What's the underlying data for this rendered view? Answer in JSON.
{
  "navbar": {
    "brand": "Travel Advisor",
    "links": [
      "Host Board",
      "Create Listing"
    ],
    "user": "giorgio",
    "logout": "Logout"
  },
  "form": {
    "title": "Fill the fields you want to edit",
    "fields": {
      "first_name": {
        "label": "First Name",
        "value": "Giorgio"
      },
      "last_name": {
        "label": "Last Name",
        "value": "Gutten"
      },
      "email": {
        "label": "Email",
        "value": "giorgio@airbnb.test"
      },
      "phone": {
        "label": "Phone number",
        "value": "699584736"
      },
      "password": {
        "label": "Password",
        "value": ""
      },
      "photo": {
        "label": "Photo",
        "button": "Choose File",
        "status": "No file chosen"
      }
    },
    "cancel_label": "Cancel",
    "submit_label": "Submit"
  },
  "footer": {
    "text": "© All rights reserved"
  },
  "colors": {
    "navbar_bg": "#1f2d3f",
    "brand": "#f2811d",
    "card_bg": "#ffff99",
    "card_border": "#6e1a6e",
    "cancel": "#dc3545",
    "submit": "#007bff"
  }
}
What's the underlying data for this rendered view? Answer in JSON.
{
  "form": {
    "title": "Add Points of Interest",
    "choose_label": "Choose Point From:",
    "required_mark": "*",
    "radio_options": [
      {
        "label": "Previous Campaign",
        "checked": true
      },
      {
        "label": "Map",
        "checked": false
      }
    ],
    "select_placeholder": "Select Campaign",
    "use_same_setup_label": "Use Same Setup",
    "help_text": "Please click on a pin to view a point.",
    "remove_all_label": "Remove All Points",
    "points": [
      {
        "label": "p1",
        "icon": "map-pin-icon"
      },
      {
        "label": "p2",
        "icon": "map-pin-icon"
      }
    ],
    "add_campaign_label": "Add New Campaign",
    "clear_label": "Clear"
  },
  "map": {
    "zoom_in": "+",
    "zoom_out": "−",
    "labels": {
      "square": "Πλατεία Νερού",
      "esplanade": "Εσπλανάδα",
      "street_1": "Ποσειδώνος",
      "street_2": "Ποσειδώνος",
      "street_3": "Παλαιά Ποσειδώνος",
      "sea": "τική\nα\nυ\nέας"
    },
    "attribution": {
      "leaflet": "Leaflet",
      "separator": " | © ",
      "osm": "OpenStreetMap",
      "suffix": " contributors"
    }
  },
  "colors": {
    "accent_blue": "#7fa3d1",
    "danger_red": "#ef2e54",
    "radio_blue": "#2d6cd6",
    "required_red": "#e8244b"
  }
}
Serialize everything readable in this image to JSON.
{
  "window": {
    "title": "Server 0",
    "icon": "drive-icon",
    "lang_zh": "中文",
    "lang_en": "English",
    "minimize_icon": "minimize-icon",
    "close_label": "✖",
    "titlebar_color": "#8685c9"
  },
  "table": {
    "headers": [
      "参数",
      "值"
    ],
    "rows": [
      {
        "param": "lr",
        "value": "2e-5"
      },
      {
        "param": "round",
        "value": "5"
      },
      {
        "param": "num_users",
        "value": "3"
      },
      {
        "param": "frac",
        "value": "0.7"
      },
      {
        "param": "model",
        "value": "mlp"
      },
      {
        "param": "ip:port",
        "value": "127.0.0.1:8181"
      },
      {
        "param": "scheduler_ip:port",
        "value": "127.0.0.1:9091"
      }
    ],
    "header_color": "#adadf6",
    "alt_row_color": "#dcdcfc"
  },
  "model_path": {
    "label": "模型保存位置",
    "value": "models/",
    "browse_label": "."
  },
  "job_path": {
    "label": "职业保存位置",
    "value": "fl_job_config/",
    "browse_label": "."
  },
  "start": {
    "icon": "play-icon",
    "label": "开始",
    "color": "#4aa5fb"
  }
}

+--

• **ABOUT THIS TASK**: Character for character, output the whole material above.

• **EXERCISE SOLUTION**:
What's the underlying data for this rendered view? Answer in JSON.
{
  "navbar": {
    "brand": "Travel Advisor",
    "links": [
      "Host Board",
      "Create Listing"
    ],
    "user": "giorgio",
    "logout": "Logout"
  },
  "form": {
    "title": "Fill the fields you want to edit",
    "fields": {
      "first_name": {
        "label": "First Name",
        "value": "Giorgio"
      },
      "last_name": {
        "label": "Last Name",
        "value": "Gutten"
      },
      "email": {
        "label": "Email",
        "value": "giorgio@airbnb.test"
      },
      "phone": {
        "label": "Phone number",
        "value": "699584736"
      },
      "password": {
        "label": "Password",
        "value": ""
      },
      "photo": {
        "label": "Photo",
        "button": "Choose File",
        "status": "No file chosen"
      }
    },
    "cancel_label": "Cancel",
    "submit_label": "Submit"
  },
  "footer": {
    "text": "© All rights reserved"
  },
  "colors": {
    "navbar_bg": "#1f2d3f",
    "brand": "#f2811d",
    "card_bg": "#ffff99",
    "card_border": "#6e1a6e",
    "cancel": "#dc3545",
    "submit": "#007bff"
  }
}
What's the underlying data for this rendered view? Answer in JSON.
{
  "form": {
    "title": "Add Points of Interest",
    "choose_label": "Choose Point From:",
    "required_mark": "*",
    "radio_options": [
      {
        "label": "Previous Campaign",
        "checked": true
      },
      {
        "label": "Map",
        "checked": false
      }
    ],
    "select_placeholder": "Select Campaign",
    "use_same_setup_label": "Use Same Setup",
    "help_text": "Please click on a pin to view a point.",
    "remove_all_label": "Remove All Points",
    "points": [
      {
        "label": "p1",
        "icon": "map-pin-icon"
      },
      {
        "label": "p2",
        "icon": "map-pin-icon"
      }
    ],
    "add_campaign_label": "Add New Campaign",
    "clear_label": "Clear"
  },
  "map": {
    "zoom_in": "+",
    "zoom_out": "−",
    "labels": {
      "square": "Πλατεία Νερού",
      "esplanade": "Εσπλανάδα",
      "street_1": "Ποσειδώνος",
      "street_2": "Ποσειδώνος",
      "street_3": "Παλαιά Ποσειδώνος",
      "sea": "τική\nα\nυ\nέας"
    },
    "attribution": {
      "leaflet": "Leaflet",
      "separator": " | © ",
      "osm": "OpenStreetMap",
      "suffix": " contributors"
    }
  },
  "colors": {
    "accent_blue": "#7fa3d1",
    "danger_red": "#ef2e54",
    "radio_blue": "#2d6cd6",
    "required_red": "#e8244b"
  }
}
Serialize everything readable in this image to JSON.
{
  "window": {
    "title": "Server 0",
    "icon": "drive-icon",
    "lang_zh": "中文",
    "lang_en": "English",
    "minimize_icon": "minimize-icon",
    "close_label": "✖",
    "titlebar_color": "#8685c9"
  },
  "table": {
    "headers": [
      "参数",
      "值"
    ],
    "rows": [
      {
        "param": "lr",
        "value": "2e-5"
      },
      {
        "param": "round",
        "value": "5"
      },
      {
        "param": "num_users",
        "value": "3"
      },
      {
        "param": "frac",
        "value": "0.7"
      },
      {
        "param": "model",
        "value": "mlp"
      },
      {
        "param": "ip:port",
        "value": "127.0.0.1:8181"
      },
      {
        "param": "scheduler_ip:port",
        "value": "127.0.0.1:9091"
      }
    ],
    "header_color": "#adadf6",
    "alt_row_color": "#dcdcfc"
  },
  "model_path": {
    "label": "模型保存位置",
    "value": "models/",
    "browse_label": "."
  },
  "job_path": {
    "label": "职业保存位置",
    "value": "fl_job_config/",
    "browse_label": "."
  },
  "start": {
    "icon": "play-icon",
    "label": "开始",
    "color": "#4aa5fb"
  }
}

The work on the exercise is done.